▶ Entries taken from a collection
>>>
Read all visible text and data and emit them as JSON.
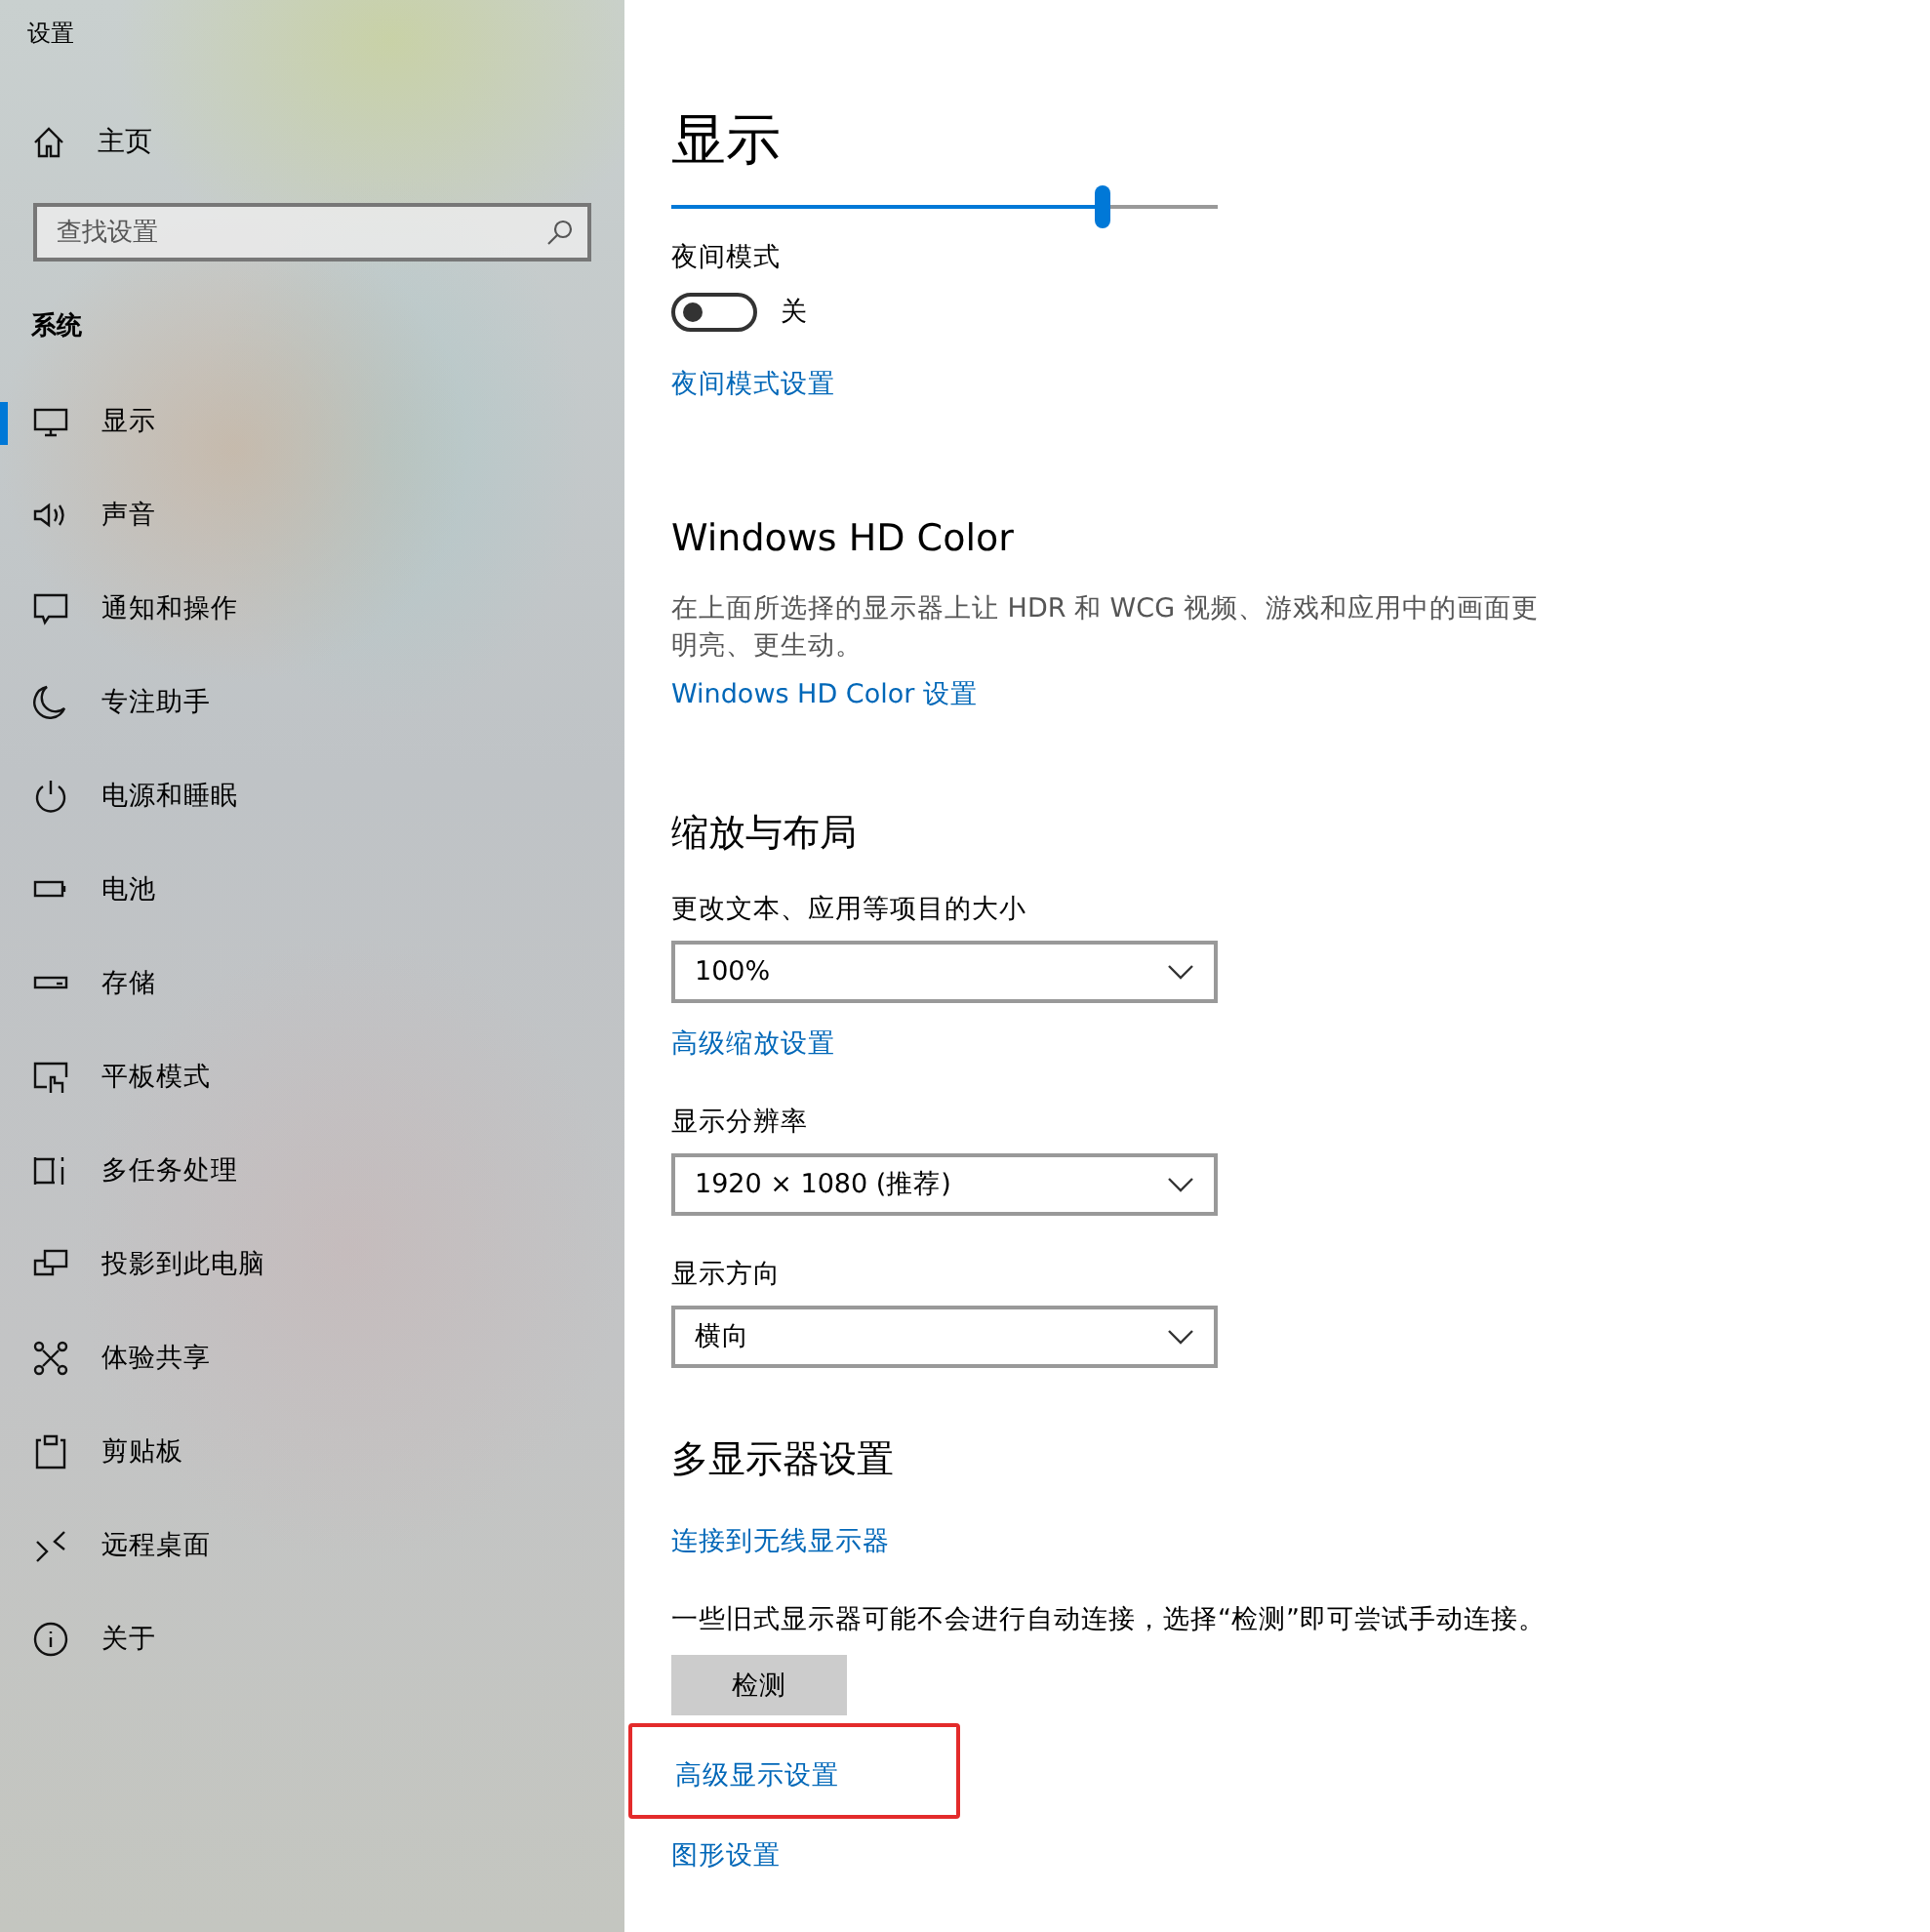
{
  "window": {
    "title": "设置"
  },
  "sidebar": {
    "home": {
      "label": "主页"
    },
    "search": {
      "placeholder": "查找设置"
    },
    "section": "系统",
    "items": [
      {
        "label": "显示",
        "selected": true
      },
      {
        "label": "声音",
        "selected": false
      },
      {
        "label": "通知和操作",
        "selected": false
      },
      {
        "label": "专注助手",
        "selected": false
      },
      {
        "label": "电源和睡眠",
        "selected": false
      },
      {
        "label": "电池",
        "selected": false
      },
      {
        "label": "存储",
        "selected": false
      },
      {
        "label": "平板模式",
        "selected": false
      },
      {
        "label": "多任务处理",
        "selected": false
      },
      {
        "label": "投影到此电脑",
        "selected": false
      },
      {
        "label": "体验共享",
        "selected": false
      },
      {
        "label": "剪贴板",
        "selected": false
      },
      {
        "label": "远程桌面",
        "selected": false
      },
      {
        "label": "关于",
        "selected": false
      }
    ]
  },
  "page": {
    "title": "显示",
    "brightness": {
      "level": 0.79
    },
    "night_mode": {
      "label": "夜间模式",
      "on": false,
      "state_text": "关",
      "link": "夜间模式设置"
    },
    "sections": [
      {
        "kind": "hdr",
        "heading": "Windows HD Color",
        "description": "在上面所选择的显示器上让 HDR 和 WCG 视频、游戏和应用中的画面更明亮、更生动。",
        "link": "Windows HD Color 设置"
      },
      {
        "kind": "scale",
        "heading": "缩放与布局",
        "fields": [
          {
            "label": "更改文本、应用等项目的大小",
            "value": "100%",
            "link": "高级缩放设置"
          },
          {
            "label": "显示分辨率",
            "value": "1920 × 1080 (推荐)"
          },
          {
            "label": "显示方向",
            "value": "横向"
          }
        ]
      },
      {
        "kind": "multi",
        "heading": "多显示器设置",
        "link": "连接到无线显示器",
        "description": "一些旧式显示器可能不会进行自动连接，选择“检测”即可尝试手动连接。",
        "button": "检测"
      }
    ],
    "footer_links": [
      {
        "label": "高级显示设置",
        "highlighted": true
      },
      {
        "label": "图形设置",
        "highlighted": false
      }
    ]
  }
}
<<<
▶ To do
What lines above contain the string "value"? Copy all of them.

▶ Solution for this exercise
            "value": "100%",
            "value": "1920 × 1080 (推荐)"
            "value": "横向"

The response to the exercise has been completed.